What you have to do:
Each line of the entries below that holds "username" is needed, copied in full.
------ Supplied data ------
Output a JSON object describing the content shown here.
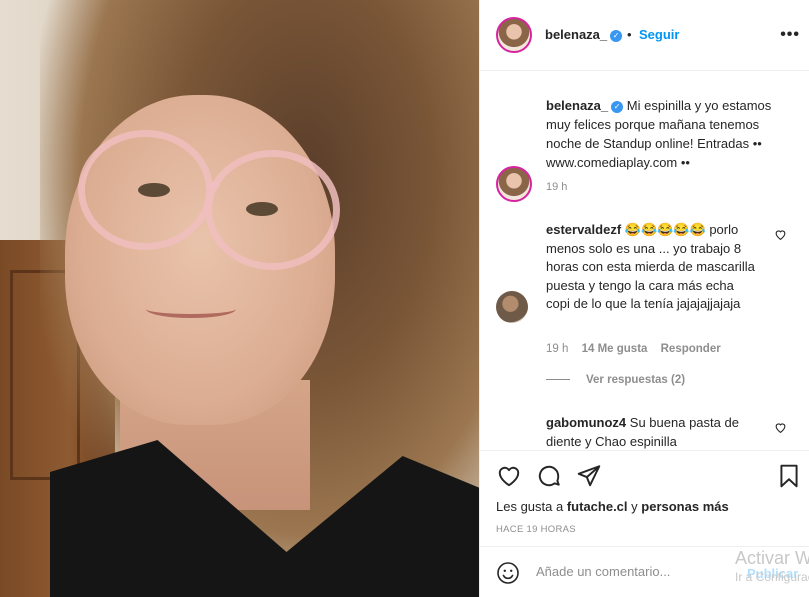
{
  "header": {
    "username": "belenaza_",
    "separator": "•",
    "follow_label": "Seguir",
    "more_icon": "more-horizontal-icon"
  },
  "caption": {
    "username": "belenaza_",
    "text": "Mi espinilla y yo estamos muy felices porque mañana tenemos noche de Standup online! Entradas •• www.comediaplay.com ••",
    "time": "19 h"
  },
  "comments": [
    {
      "username": "estervaldezf",
      "text": "😂😂😂😂😂 porlo menos solo es una ... yo trabajo 8 horas con esta mierda de mascarilla puesta y tengo la cara más echa copi de lo que la tenía jajajajjajaja",
      "time": "19 h",
      "likes": "14 Me gusta",
      "reply_label": "Responder",
      "view_replies": "Ver respuestas (2)"
    },
    {
      "username": "gabomunoz4",
      "text": "Su buena pasta de diente y Chao espinilla"
    }
  ],
  "likes": {
    "prefix": "Les gusta a",
    "user": "futache.cl",
    "connector": "y",
    "others": "personas más"
  },
  "post_time": "HACE 19 HORAS",
  "add_comment": {
    "placeholder": "Añade un comentario...",
    "publish_label": "Publicar"
  },
  "watermark": {
    "title": "Activar Windows",
    "subtitle": "Ir a Configuración"
  },
  "colors": {
    "link_blue": "#0095f6",
    "verified_blue": "#3897f0",
    "muted": "#8e8e8e"
  }
}
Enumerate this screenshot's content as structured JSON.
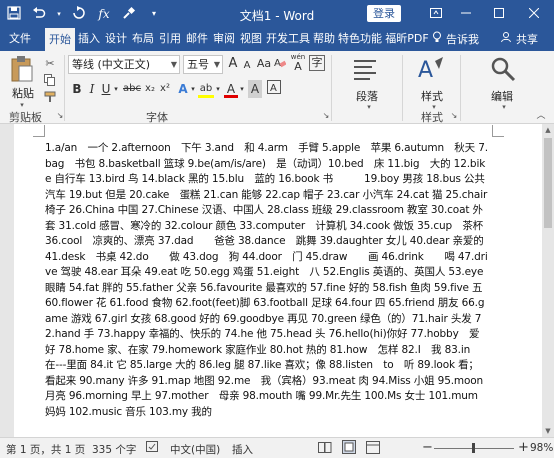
{
  "titlebar": {
    "title": "文档1 - Word",
    "login": "登录",
    "icons": [
      "save-icon",
      "undo-icon",
      "redo-icon",
      "formula-icon",
      "brush-icon",
      "customize-icon"
    ]
  },
  "tabs": {
    "items": [
      "文件",
      "开始",
      "插入",
      "设计",
      "布局",
      "引用",
      "邮件",
      "审阅",
      "视图",
      "开发工具",
      "帮助",
      "特色功能",
      "福昕PDF"
    ],
    "active": "开始",
    "tell_me": "告诉我",
    "share": "共享"
  },
  "ribbon": {
    "paste_label": "粘贴",
    "font_name": "等线 (中文正文)",
    "font_size": "五号",
    "font_size_up": "A",
    "font_size_down": "A",
    "clear_format": "Aa",
    "wen": "wén",
    "wen_char": "A",
    "bold": "B",
    "italic": "I",
    "underline": "U",
    "strike": "abc",
    "sub": "x₂",
    "sup": "x²",
    "effects": "A",
    "highlight": "ab",
    "font_color": "A",
    "char_shade": "A",
    "encircle": "字",
    "paragraph_label": "段落",
    "styles_label": "样式",
    "editing_label": "编辑",
    "groups": {
      "clipboard": "剪贴板",
      "font": "字体"
    }
  },
  "document": {
    "text": "1.a/an　一个 2.afternoon　下午 3.and　和 4.arm　手臂 5.apple　苹果 6.autumn　秋天 7.bag　书包 8.basketball 篮球 9.be(am/is/are)　是（动词）10.bed　床 11.big　大的 12.bike 自行车 13.bird 鸟 14.black 黑的 15.blu　蓝的 16.book 书　　　19.boy 男孩 18.bus 公共汽车 19.but 但是 20.cake　蛋糕 21.can 能够 22.cap 帽子 23.car 小汽车 24.cat 猫 25.chair 椅子 26.China 中国 27.Chinese 汉语、中国人 28.class 班级 29.classroom 教室 30.coat 外套 31.cold 感冒、寒冷的 32.colour 颜色 33.computer　计算机 34.cook 做饭 35.cup　茶杯 36.cool　凉爽的、漂亮 37.dad　　爸爸 38.dance　跳舞 39.daughter 女儿 40.dear 亲爱的 41.desk　书桌 42.do　　做 43.dog　狗 44.door　门 45.draw　　画 46.drink　　喝 47.drive 驾驶 48.ear 耳朵 49.eat 吃 50.egg 鸡蛋 51.eight　八 52.Englis 英语的、英国人 53.eye　眼睛 54.fat 胖的 55.father 父亲 56.favourite 最喜欢的 57.fine 好的 58.fish 鱼肉 59.five 五 60.flower 花 61.food 食物 62.foot(feet)脚 63.football 足球 64.four 四 65.friend 朋友 66.game 游戏 67.girl 女孩 68.good 好的 69.goodbye 再见 70.green 绿色（的）71.hair 头发 72.hand 手 73.happy 幸福的、快乐的 74.he 他 75.head 头 76.hello(hi)你好 77.hobby　爱好 78.home 家、在家 79.homework 家庭作业 80.hot 热的 81.how　怎样 82.I　我 83.in　在---里面 84.it 它 85.large 大的 86.leg 腿 87.like 喜欢；像 88.listen　to　听 89.look 看；看起来 90.many 许多 91.map 地图 92.me　我（宾格）93.meat 肉 94.Miss 小姐 95.moon 月亮 96.morning 早上 97.mother　母亲 98.mouth 嘴 99.Mr.先生 100.Ms 女士 101.mum 妈妈 102.music 音乐 103.my 我的"
  },
  "status": {
    "page": "第 1 页，共 1 页",
    "words": "335 个字",
    "proofing_icon": "proofing-icon",
    "language": "中文(中国)",
    "insert_mode": "插入",
    "zoom": "98%",
    "zoom_minus": "−",
    "zoom_plus": "+"
  },
  "colors": {
    "accent": "#2b579a",
    "ribbon": "#f3f3f3",
    "canvas": "#e6e6e6"
  }
}
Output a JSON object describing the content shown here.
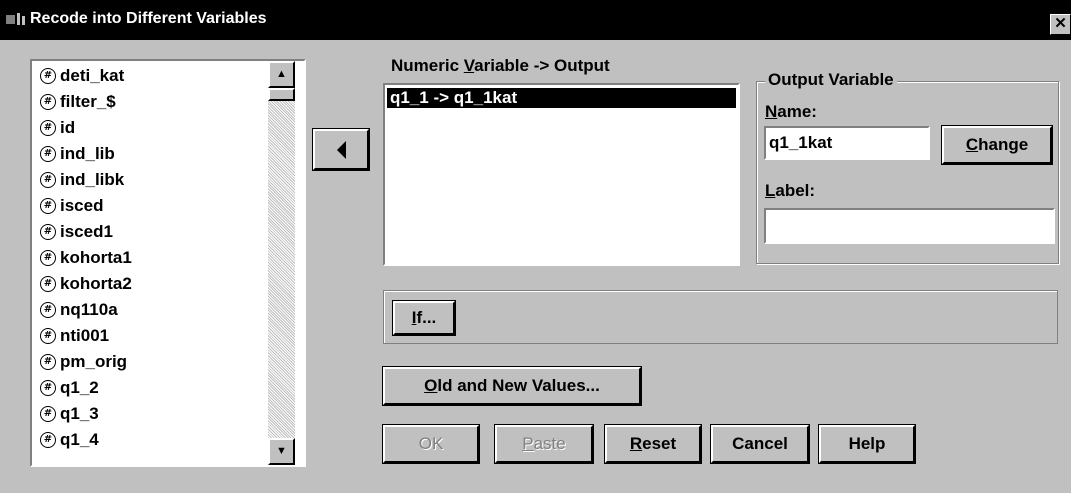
{
  "window": {
    "title": "Recode into Different Variables",
    "close_glyph": "✕"
  },
  "variables": [
    "deti_kat",
    "filter_$",
    "id",
    "ind_lib",
    "ind_libk",
    "isced",
    "isced1",
    "kohorta1",
    "kohorta2",
    "nq110a",
    "nti001",
    "pm_orig",
    "q1_2",
    "q1_3",
    "q1_4"
  ],
  "variable_icon": "numeric-variable-icon",
  "mapping": {
    "label_pre": "Numeric ",
    "label_mnemonic": "V",
    "label_post": "ariable -> Output",
    "items": [
      "q1_1 -> q1_1kat"
    ]
  },
  "output_variable": {
    "group_title": "Output Variable",
    "name_mnemonic": "N",
    "name_rest": "ame:",
    "name_value": "q1_1kat",
    "label_mnemonic": "L",
    "label_rest": "abel:",
    "label_value": "",
    "change_mnemonic": "C",
    "change_rest": "hange"
  },
  "buttons": {
    "if_mnemonic": "I",
    "if_rest": "f...",
    "old_new_mnemonic": "O",
    "old_new_rest": "ld and New Values...",
    "ok": "OK",
    "paste_mnemonic": "P",
    "paste_rest": "aste",
    "reset_mnemonic": "R",
    "reset_rest": "eset",
    "cancel": "Cancel",
    "help": "Help"
  },
  "colors": {
    "face": "#c0c0c0",
    "titlebar": "#000000",
    "selection": "#000000",
    "disabled_text": "#808080"
  }
}
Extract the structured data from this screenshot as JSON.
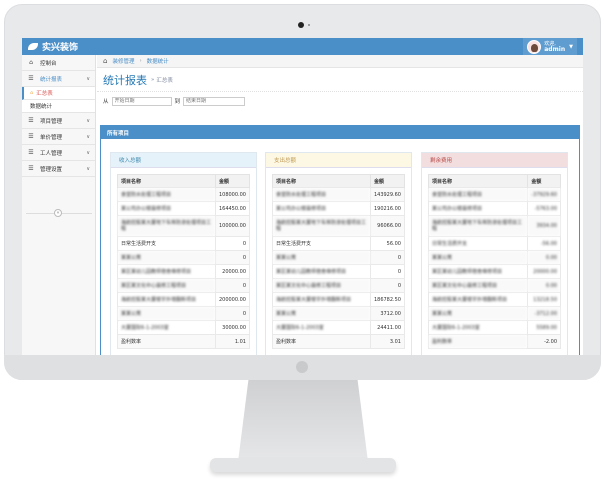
{
  "app": {
    "brand": "实兴装饰",
    "user": {
      "greeting": "欢迎,",
      "name": "admin"
    }
  },
  "sidebar": {
    "items": [
      {
        "label": "控制台",
        "icon": "dashboard-icon"
      },
      {
        "label": "统计报表",
        "icon": "list-icon",
        "active": true
      },
      {
        "label": "项目管理",
        "icon": "list-icon"
      },
      {
        "label": "单价管理",
        "icon": "list-icon"
      },
      {
        "label": "工人管理",
        "icon": "list-icon"
      },
      {
        "label": "管理设置",
        "icon": "list-icon"
      }
    ],
    "subitems": [
      "汇总表",
      "数据统计"
    ]
  },
  "breadcrumb": {
    "home": "装修管理",
    "current": "数据统计"
  },
  "page": {
    "title": "统计报表",
    "subtitle": "汇总表"
  },
  "filters": {
    "from_label": "从",
    "from_placeholder": "开始日期",
    "to_label": "到",
    "to_placeholder": "结束日期"
  },
  "panel": {
    "title": "所有项目"
  },
  "columns": [
    {
      "title": "收入总额",
      "head_bg": "#e6f2f9",
      "head_color": "#3a87ad",
      "header": [
        "项目名称",
        "金额"
      ],
      "rows": [
        {
          "name": "食堂防水处理工程项目",
          "amount": "108000.00"
        },
        {
          "name": "某公司办公楼装修项目",
          "amount": "164450.00"
        },
        {
          "name": "海航控股某大厦地下车库防渗处理项目工程",
          "amount": "100000.00"
        },
        {
          "name": "日常生活费开支",
          "amount": "0"
        },
        {
          "name": "某某公寓",
          "amount": "0"
        },
        {
          "name": "某区某幼儿园教师宿舍维修项目",
          "amount": "20000.00"
        },
        {
          "name": "某区某文化中心装修工程项目",
          "amount": "0"
        },
        {
          "name": "海航控股某大厦楼宇外墙翻新项目",
          "amount": "200000.00"
        },
        {
          "name": "某某公寓",
          "amount": "0"
        },
        {
          "name": "大厦国际6-1-2003室",
          "amount": "30000.00"
        },
        {
          "name": "盈利数率",
          "amount": "1.01"
        }
      ]
    },
    {
      "title": "支出总额",
      "head_bg": "#fcf8e3",
      "head_color": "#c09853",
      "header": [
        "项目名称",
        "金额"
      ],
      "rows": [
        {
          "name": "食堂防水处理工程项目",
          "amount": "143929.60"
        },
        {
          "name": "某公司办公楼装修项目",
          "amount": "190216.00"
        },
        {
          "name": "海航控股某大厦地下车库防渗处理项目工程",
          "amount": "96066.00"
        },
        {
          "name": "日常生活费开支",
          "amount": "56.00"
        },
        {
          "name": "某某公寓",
          "amount": "0"
        },
        {
          "name": "某区某幼儿园教师宿舍维修项目",
          "amount": "0"
        },
        {
          "name": "某区某文化中心装修工程项目",
          "amount": "0"
        },
        {
          "name": "海航控股某大厦楼宇外墙翻新项目",
          "amount": "186782.50"
        },
        {
          "name": "某某公寓",
          "amount": "3712.00"
        },
        {
          "name": "大厦国际6-1-2003室",
          "amount": "24411.00"
        },
        {
          "name": "盈利数率",
          "amount": "3.01"
        }
      ]
    },
    {
      "title": "剩余费用",
      "head_bg": "#f2dede",
      "head_color": "#b94a48",
      "header": [
        "项目名称",
        "金额"
      ],
      "rows": [
        {
          "name": "食堂防水处理工程项目",
          "amount": "-37929.60"
        },
        {
          "name": "某公司办公楼装修项目",
          "amount": "-5763.00"
        },
        {
          "name": "海航控股某大厦地下车库防渗处理项目工程",
          "amount": "3934.00"
        },
        {
          "name": "日常生活费开支",
          "amount": "-56.00"
        },
        {
          "name": "某某公寓",
          "amount": "0.00"
        },
        {
          "name": "某区某幼儿园教师宿舍维修项目",
          "amount": "20000.00"
        },
        {
          "name": "某区某文化中心装修工程项目",
          "amount": "0.00"
        },
        {
          "name": "海航控股某大厦楼宇外墙翻新项目",
          "amount": "13218.50"
        },
        {
          "name": "某某公寓",
          "amount": "-3712.00"
        },
        {
          "name": "大厦国际6-1-2003室",
          "amount": "5589.00"
        },
        {
          "name": "盈利数率",
          "amount": "-2.00"
        }
      ]
    }
  ]
}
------
Reply:
    "username": "belenaza_",
    "username": "belenaza_",
      "username": "estervaldezf",
      "username": "gabomunoz4",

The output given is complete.